after outbreak in Nigeria, Feb 2006, a little more:

– just saying “wild birds” and “flight paths” is woefully inadequate; not sure any piece of land not permanently covered by snow/ice does not lie under skies travelled by at least small numbers of birds. Though “flyways” tend to mean routes travelled by larger numbers of migrants, more akin to rivers of migratory birds.

Nigeria, for instance, indeed lies on flight paths.
Surely flyways here, too, especially along coast (I’m less familiar with migration there than in e Asia).
But these for birds from Europe – not from H5N1-hit areas of Russia.
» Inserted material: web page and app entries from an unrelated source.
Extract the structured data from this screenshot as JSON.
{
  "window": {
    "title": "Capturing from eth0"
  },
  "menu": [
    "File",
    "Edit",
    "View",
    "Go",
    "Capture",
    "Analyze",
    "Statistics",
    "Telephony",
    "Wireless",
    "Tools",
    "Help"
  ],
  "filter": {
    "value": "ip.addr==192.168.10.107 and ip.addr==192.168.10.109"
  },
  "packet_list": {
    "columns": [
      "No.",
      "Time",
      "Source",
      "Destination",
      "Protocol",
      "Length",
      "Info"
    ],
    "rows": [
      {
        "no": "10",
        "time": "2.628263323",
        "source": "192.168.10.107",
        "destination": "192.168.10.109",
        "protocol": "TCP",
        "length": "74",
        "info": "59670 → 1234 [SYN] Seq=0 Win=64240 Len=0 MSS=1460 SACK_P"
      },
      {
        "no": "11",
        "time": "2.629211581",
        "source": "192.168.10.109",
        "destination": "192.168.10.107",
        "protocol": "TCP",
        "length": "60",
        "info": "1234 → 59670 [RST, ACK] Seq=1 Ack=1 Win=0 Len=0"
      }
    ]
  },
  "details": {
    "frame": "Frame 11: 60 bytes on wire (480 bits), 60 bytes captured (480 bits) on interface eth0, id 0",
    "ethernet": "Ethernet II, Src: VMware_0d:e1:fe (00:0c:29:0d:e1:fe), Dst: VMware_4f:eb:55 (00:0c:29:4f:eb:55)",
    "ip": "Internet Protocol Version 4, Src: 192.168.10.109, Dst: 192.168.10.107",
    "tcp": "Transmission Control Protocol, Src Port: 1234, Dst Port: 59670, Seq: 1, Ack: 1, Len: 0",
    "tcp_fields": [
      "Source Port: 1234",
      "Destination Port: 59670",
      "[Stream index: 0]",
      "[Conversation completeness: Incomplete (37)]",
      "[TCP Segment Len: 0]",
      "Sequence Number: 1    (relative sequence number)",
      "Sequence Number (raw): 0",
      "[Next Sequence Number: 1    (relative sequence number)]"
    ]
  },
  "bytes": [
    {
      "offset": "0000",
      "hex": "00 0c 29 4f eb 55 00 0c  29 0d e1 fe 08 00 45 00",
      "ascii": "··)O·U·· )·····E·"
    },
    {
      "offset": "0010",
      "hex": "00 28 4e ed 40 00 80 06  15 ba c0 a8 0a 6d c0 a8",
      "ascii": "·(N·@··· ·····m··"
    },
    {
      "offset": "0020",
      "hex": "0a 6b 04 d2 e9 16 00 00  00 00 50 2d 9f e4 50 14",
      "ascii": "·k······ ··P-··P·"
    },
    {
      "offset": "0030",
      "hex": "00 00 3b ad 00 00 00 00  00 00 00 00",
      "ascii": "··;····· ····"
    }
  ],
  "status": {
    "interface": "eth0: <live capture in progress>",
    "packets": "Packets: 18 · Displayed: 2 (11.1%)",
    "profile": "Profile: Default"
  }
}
Migrants will fly minimum they need to, in order to maximise survival chances. Can involve long distances, but broadly those from northern hiemisphere will head south for winter if suitable destinations for enough birds.

Poyang Lake in e central China and Qinghai Lake in nw China (1700km apart) just reported to have had same H5N1 strain in wild birds (well, 2 strains in 6 ducks at Poyang; big outbreak Qinghai).
This said to show wild birds were the link.
Now, both have “wild birds”, both lie on “migration routes” [no part of China does not, tho are places with more distinct flyways). But, take a more detailed look, and does not appear they are linked by migrants.
Poyang a winter haunt for birds from Mongolia eastwards and northeastwards – I’ve studied some as they migrated along the coast at Beidaihe, east of Beijing [a huge distance from Qinghai]
– see eastern flyway map for Siberian crane at http://www.sibeflyway.org/Map-Eastern-web.html – gives some idea of routes Poyang birds follow, tho at least some mainly migrate just inland rather than along coastal route
Qinghai Lake a breeding ground for wetland birds wintering in India, sw China.

Post edited by: martin, at: 2006/02/09 00:58

Post edited by: martin, at: 2006/02/09 01:57

Post edited by: martin, at: 2006/03/19 00:54